> **Work to be completed**
Copy each line in the data below that contains the word "Thrissur".

> **Entries provided**
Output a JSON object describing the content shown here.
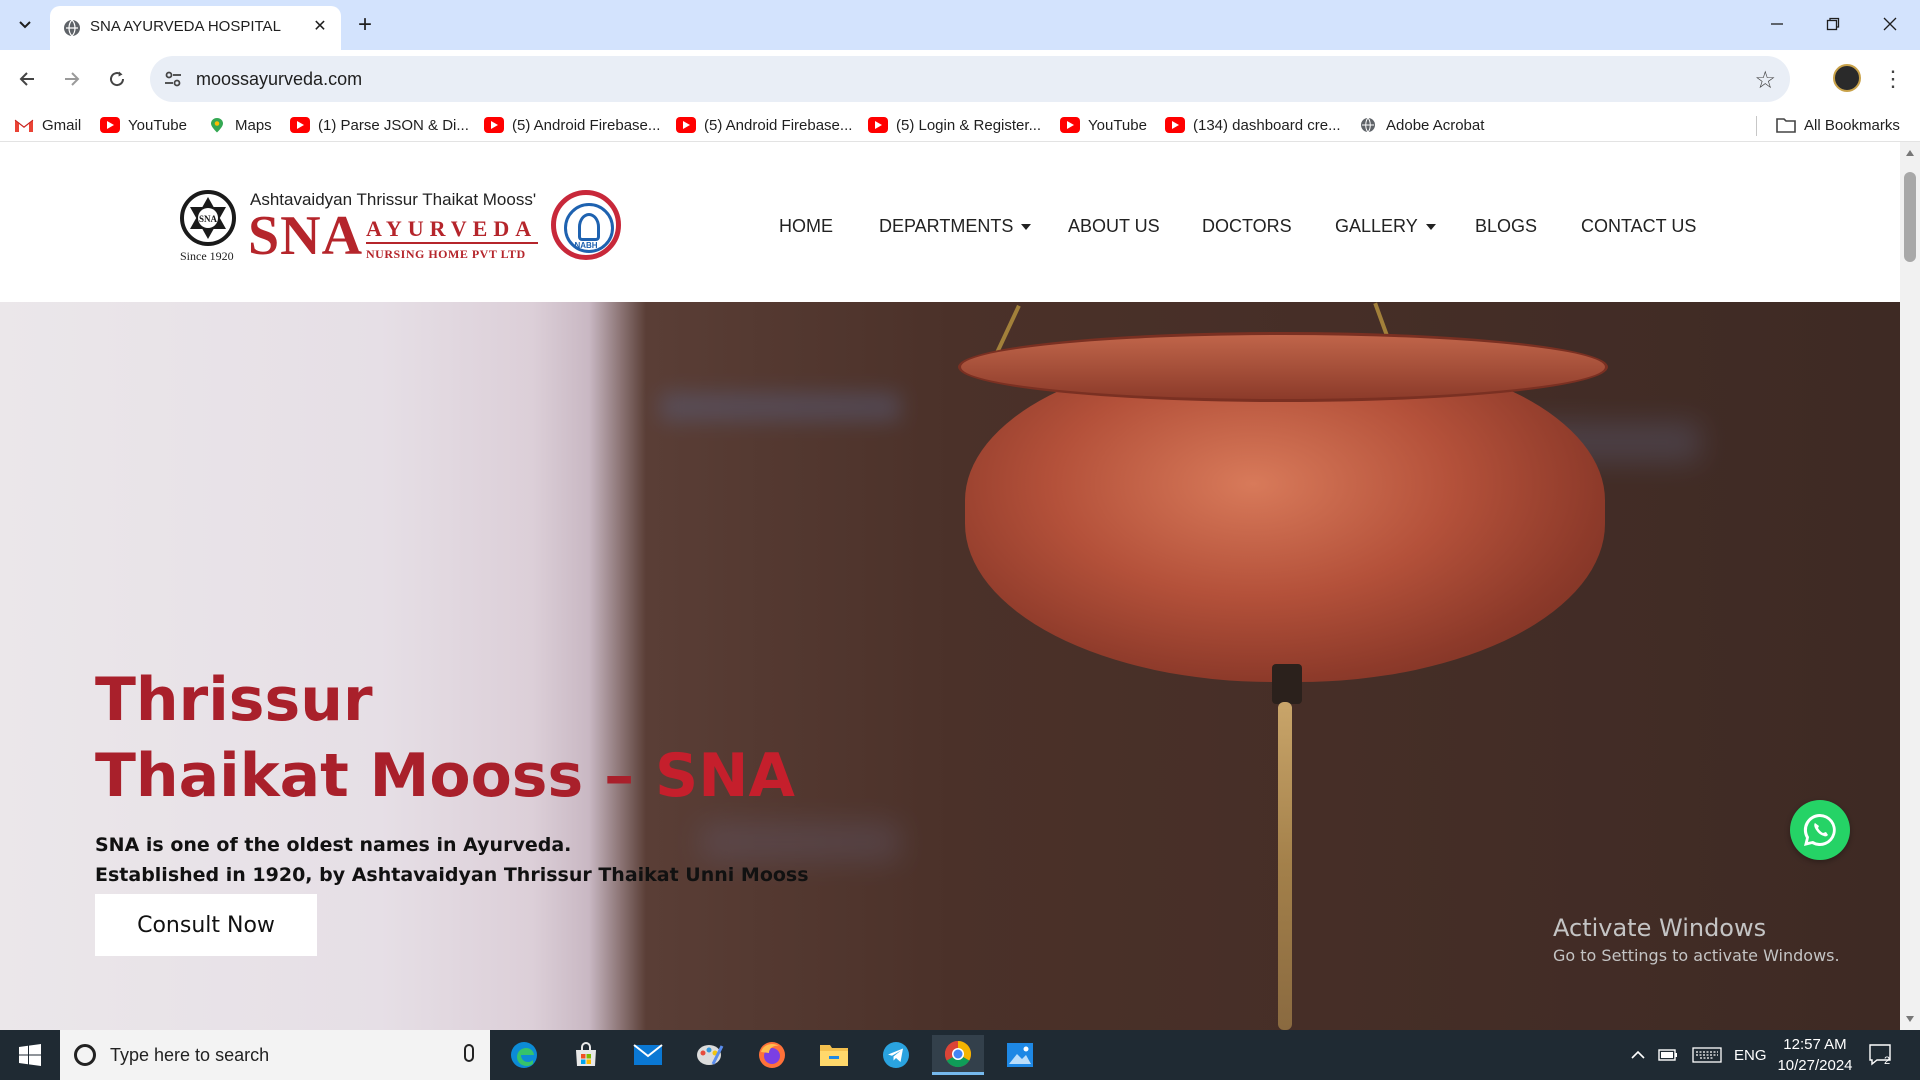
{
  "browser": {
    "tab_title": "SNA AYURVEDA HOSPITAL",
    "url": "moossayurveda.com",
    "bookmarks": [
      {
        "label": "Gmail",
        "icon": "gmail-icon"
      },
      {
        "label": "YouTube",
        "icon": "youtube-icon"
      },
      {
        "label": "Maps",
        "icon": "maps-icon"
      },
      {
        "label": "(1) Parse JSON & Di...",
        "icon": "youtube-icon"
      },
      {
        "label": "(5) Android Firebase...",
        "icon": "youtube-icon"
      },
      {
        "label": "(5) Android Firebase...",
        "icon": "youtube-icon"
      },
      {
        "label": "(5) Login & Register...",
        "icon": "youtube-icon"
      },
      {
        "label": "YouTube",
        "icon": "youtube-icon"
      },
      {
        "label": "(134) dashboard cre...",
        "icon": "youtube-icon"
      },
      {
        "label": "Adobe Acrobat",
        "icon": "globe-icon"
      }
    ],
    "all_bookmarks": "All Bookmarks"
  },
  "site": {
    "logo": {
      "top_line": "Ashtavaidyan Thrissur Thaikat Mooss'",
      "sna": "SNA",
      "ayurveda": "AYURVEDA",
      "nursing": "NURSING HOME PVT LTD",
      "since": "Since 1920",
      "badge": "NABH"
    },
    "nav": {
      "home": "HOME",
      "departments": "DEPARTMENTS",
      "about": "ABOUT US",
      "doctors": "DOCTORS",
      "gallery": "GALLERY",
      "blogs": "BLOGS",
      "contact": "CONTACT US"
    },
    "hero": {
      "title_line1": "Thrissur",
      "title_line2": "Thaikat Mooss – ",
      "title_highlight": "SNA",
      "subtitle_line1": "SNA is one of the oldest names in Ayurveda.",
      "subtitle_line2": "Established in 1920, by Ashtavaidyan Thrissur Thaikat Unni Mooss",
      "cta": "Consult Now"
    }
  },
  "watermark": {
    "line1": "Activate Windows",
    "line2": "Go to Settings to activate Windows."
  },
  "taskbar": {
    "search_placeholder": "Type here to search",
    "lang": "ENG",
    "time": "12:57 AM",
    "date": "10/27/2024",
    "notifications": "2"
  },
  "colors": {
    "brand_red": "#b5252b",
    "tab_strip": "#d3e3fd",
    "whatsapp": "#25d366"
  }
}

> **Completed task**
      "top_line": "Ashtavaidyan Thrissur Thaikat Mooss'",
      "title_line1": "Thrissur",
      "subtitle_line2": "Established in 1920, by Ashtavaidyan Thrissur Thaikat Unni Mooss",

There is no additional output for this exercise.